CDC Study Finds Glyphosate in most Urine Samples

15.07.2022 - Glyphosate and the former Monsanto’s herbicide Roundup have returned to the headlines following last month’s publication of a 2013-2014 study by the US Centers for Disease Control (CDC) that that found traces of the herbicide’s active ingredient in the majority of urine samples collected.

The CDC said the study, part of its National Health and Nutrition Examination Survey, was intended to assess the nutritional health of American adults and children and get a clearer picture of how prevalent glyphosate is among the general population.

Of the 2,310 urine samples collected, about one-third came from children. The US health agency said that more than 87% of the children tested had detectable levels glyphosate in their urine. Food is the main route of exposure to glyphosate for children, it noted.

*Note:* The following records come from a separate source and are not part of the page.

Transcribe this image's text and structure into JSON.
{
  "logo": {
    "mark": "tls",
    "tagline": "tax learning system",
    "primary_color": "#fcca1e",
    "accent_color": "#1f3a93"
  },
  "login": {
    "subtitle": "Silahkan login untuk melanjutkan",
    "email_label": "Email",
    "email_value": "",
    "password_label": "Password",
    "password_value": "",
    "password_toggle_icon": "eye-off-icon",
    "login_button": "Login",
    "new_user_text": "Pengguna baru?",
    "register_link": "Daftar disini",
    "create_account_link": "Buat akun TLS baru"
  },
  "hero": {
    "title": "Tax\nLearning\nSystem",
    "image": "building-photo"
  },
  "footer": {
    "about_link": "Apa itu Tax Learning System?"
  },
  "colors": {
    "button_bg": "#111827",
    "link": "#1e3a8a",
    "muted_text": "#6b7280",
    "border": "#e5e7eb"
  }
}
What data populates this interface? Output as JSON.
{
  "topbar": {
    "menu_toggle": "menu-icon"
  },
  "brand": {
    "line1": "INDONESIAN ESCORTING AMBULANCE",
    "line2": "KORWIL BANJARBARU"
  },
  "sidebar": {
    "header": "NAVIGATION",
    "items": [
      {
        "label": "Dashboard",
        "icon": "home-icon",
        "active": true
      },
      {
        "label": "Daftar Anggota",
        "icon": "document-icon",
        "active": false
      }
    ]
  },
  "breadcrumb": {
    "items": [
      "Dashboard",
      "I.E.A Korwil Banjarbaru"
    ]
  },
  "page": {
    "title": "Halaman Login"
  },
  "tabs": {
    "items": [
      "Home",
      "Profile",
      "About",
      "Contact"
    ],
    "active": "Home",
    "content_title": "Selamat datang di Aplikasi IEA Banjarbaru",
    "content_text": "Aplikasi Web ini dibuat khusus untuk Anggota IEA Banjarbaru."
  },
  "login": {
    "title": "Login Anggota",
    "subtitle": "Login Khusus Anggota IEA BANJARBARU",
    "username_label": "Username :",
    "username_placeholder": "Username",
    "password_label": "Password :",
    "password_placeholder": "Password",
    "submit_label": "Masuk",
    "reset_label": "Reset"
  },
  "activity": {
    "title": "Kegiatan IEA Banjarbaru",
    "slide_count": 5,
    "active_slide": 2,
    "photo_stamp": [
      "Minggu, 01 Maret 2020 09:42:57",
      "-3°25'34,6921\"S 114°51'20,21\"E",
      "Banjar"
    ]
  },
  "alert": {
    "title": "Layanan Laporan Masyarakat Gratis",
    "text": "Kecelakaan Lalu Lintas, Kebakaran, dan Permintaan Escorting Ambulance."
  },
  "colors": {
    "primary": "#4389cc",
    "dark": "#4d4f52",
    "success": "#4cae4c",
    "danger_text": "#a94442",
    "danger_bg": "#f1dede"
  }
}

The federal agency also found that 80 % of the adults tested for the survey had detectable levels of the herbicide active ingredient in their urine.

Bayer is currently fighting lawsuits claiming  that the product it gained with its 2018 acquisition of Monsanto for its $63 million caused non-Hodgkin lymphoma in those who sprayed it on crops or home gardens.,

In response to the CDC’s survey, the German group stressed that small amounts of glyphosate would normally be detected in urine samples because the body rids itself of nonessential substances.

Bayer added that the amount of glyphosate detected per sample in the CDC study is below the EPA’s exposure safety threshold of .14 % and “well below levels that regulatory agencies established to protect human health.”

Nonetheless, a federal court has ordered the Environmental Protection Agency (EPA) to take a closer look at glyphosate after giving it a clean bill of health through at least two presidential administrations.

After its hopes were dashed that the US Supreme Court would hear its case that Monsanto was not required to attach warning labels to the herbicide’s packaging, the German pharmaceuticals and agrochemicals giant has been forced to return to the bargaining tables with plaintiffs.

Author: Dede Williams, Freelance Journalist